Kiwi of the Week

  • James Hēnare

    James Henare was Nga Puhi leader, soldier, farmer, and community leader. After the Second World War he helped set up the kohanga reo programme and fought for recognition of Maori rights under the Treaty of Waitangi

Fran Wilde

Born in 1948, Fran Wilde was a Cabinet minister in the Labour government of the 1980s, and is perhaps best known for her private members bill for homosexual law reform. She left Parliament to become the first female Mayor of Wellington.

A graduate of Victoria University and Wellington Polytechnic, Wilde spent her early years working as a journalist. With her first husband, Geoffrey Gilbert Wilde, she adopted three children; juggling motherhood with politics in later years was made possible by the help of ‘a lot of good women' who would leave casseroles on her doorstep. Later she would marry Christopher Kelly, a former veterinary surgeon who became Chief Executive of Landcorp.

An intense interest in social issues prompted Wilde to enter national politics. The fifth-generation Wellingtonian became MP for Wellington Central in 1981, the same year Helen Clark, Michael Cullen and Ruth Richardson entered Parliament. Wilde's maiden speech, denigrating ‘multi-national corporates with whom the National government is ever willing to cuddle down', propelled her into the headlines as a passionate social campaigner.
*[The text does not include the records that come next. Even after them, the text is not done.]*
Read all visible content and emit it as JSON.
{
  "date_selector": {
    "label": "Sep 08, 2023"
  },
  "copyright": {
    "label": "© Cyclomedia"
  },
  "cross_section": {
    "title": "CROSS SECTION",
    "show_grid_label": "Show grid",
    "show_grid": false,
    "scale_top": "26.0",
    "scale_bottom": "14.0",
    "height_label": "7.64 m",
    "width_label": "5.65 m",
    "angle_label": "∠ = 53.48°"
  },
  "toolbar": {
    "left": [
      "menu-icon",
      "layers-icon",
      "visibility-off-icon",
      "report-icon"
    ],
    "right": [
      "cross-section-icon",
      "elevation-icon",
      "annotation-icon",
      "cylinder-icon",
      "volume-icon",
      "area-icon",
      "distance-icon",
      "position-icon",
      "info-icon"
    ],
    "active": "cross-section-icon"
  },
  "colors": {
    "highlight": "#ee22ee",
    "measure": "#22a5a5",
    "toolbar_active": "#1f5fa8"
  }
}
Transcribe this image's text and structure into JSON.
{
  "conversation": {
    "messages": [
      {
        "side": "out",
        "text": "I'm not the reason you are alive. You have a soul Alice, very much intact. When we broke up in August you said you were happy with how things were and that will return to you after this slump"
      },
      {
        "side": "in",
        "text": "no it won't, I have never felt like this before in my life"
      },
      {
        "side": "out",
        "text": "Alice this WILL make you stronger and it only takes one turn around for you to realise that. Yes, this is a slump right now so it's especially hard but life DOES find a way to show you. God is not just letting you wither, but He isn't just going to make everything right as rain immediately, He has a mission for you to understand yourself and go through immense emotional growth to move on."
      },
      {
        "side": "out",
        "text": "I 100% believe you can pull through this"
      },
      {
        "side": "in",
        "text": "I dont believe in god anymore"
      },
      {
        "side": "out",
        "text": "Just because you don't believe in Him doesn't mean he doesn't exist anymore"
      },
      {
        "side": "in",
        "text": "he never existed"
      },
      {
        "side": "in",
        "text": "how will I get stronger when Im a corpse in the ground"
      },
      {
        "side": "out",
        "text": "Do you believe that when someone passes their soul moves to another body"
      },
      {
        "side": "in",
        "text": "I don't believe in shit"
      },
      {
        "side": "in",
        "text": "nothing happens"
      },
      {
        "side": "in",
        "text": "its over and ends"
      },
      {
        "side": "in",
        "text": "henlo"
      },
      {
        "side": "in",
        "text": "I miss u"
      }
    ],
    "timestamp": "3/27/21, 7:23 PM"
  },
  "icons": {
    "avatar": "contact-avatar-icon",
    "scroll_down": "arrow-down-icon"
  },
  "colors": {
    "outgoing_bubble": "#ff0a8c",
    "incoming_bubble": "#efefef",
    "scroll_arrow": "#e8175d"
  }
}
Wilde was Parliamentary Whip from 1984 to 1987, and became Minister of Tourism, Foreign Affairs and Trade, and Disarmament during Labour's second term. In 1985 she introduced the Homosexual Law Reform Bill, sparking 16 months of heated debate. Opponents of the Bill, which decriminalised homosexuality, predicted dire consequences for the family, boys' schools and the spread of AIDS. Wilde became the target of hate mail and death threats, as well as tirades from critics in the Opposition such as Norman Jones and Graeme Lee.

The Bill was passed in 1986. When the Speaker announced the result, a member of the public pointed at Wilde amid the cheers and pronounced God's curse on her. But in the days that followed she was swamped with flowers and messages of thanks.

During her time in Parliament Wilde also campaigned for the recognition of rape within marriage, a nuclear-free New Zealand, and the Adoption Reform Act which made it possible for adopted people and their birth parents to contact each other.

In 1992 Wilde resigned from Parliament to stand for Mayor of Wellington. Over the next three years the ‘fiery, autocratic and colourful' new Mayor established the enduring Absolutely Positively Wellington slogan, was instrumental in plans for Westpac Stadium, and saw the city-to-sea bridge through to completion. To the dismay of some, she also got initial planning underway for the controversial inner-city bypass.

Unexpectedly, Wilde stood down from the Mayoralty after one term, citing the need for more personal time. Since then she has held corporate governance roles in private and government organisations, including stints as Chair of Housing New Zealand and Chief Executive of Trade New Zealand. Reflecting a change of emphasis over the years, the former left-wing campaigner has promoted global trade and the controlled use of genetic engineering, toured the world promoting New Zealand exports, and defended the controversial ‘Rogernomics’ period of market-driven reform.

Fran Wilde was awarded a QSO in 1995 and named Wellingtonian of the Year. Since October 2007 she has been Chair of Wellington Regional Council.

Further information:

  • Fran Wilde (Wikipedia)
  • Jane Tolerton, Convent Girls, Penguin Books, 1994
How to cite this page: 'Fran Wilde', URL: http://www.nzhistory.net.nz/people/fran-wilde, (Ministry for Culture and Heritage), updated 31-Jan-2014

Community contributions


There are currently no community contributions for this page - please fill out the form to the right if you would like to add your story

What do you know?